"Ptolemaei Typus", Ptolemy/Magini
Subject: Ancient World
Period: 1597 (circa)
Publication: Geographicae Universae…
Color: Hand Color
6.9 x 5.3 inches
17.5 x 13.5 cm
Claudius Ptolemy was a mathematician, astronomer and geographer who worked in Alexandria, then a part of the Roman Empire, in the 2nd century AD. One of the most learned and influential men of his time, his theories dominated both astronomy and geography for nearly 1500 years. His writings were kept alive by Arabic scholars during the Middle Ages and reemerged in Europe during the Renaissance. The birth of printing led to wide dissemination of his great works on astronomy and geography. There were a number of editions of his Geographia beginning in 1477. These early editions contained maps based on his original writings, known as Ptolemaic maps. As geographic knowledge increased with the explorations of Columbus, Magellan, Cabot and others, maps of the New World were added, and maps of the Old World were revised. Ptolemy's Geographia continued to be revised and published by some of the most important cartographers including Martin Waldseemuller, Sebastian Munster, Giacomo Gastaldi, Jodocus Hondius, and Gerard Mercator (whose last edition was published in 1730).
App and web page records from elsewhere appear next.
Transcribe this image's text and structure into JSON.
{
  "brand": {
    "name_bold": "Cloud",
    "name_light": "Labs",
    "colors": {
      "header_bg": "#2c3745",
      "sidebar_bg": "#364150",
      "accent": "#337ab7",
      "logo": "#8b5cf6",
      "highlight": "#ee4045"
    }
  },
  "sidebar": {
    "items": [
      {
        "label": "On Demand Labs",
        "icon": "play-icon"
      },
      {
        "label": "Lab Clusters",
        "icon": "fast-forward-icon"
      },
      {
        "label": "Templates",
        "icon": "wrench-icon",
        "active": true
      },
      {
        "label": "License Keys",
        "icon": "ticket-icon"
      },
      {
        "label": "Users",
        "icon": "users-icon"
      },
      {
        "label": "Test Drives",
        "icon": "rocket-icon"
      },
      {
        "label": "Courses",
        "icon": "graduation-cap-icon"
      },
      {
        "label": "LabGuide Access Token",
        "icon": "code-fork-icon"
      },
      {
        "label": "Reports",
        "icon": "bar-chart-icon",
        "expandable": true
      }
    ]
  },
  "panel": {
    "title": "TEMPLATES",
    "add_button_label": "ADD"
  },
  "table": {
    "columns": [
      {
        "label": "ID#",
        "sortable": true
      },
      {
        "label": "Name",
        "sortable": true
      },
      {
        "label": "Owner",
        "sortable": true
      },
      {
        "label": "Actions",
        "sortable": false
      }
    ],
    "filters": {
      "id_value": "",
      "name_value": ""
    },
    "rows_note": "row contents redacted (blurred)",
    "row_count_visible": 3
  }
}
This handsome Ptolemaic map follows the classical format and was published in an Italian issue of Magini's quarto edition of Ptolemy. The Indian Ocean is landlocked with a continuous coastline joining Africa to South East Asia. Toprobana, present day Sri Lanka, is a very large island in the Indian Ocean and the Indian sub-continent is completely missing, although the Ganges river is shown. The Mediterranean is well depicted, but greatly exaggerated in length. In Africa, the Nile is shown originating in mountains below the Equator. Finely engraved by Girolamo Porro in the Italian style with a stippled sea. Published by Giovanni and Giorgio Galignani. The map is on a full sheet (7.7 x 11.2") of Italian text.
References: Shirley #193.
A nice impression with one small dampstain along the top sheet edge.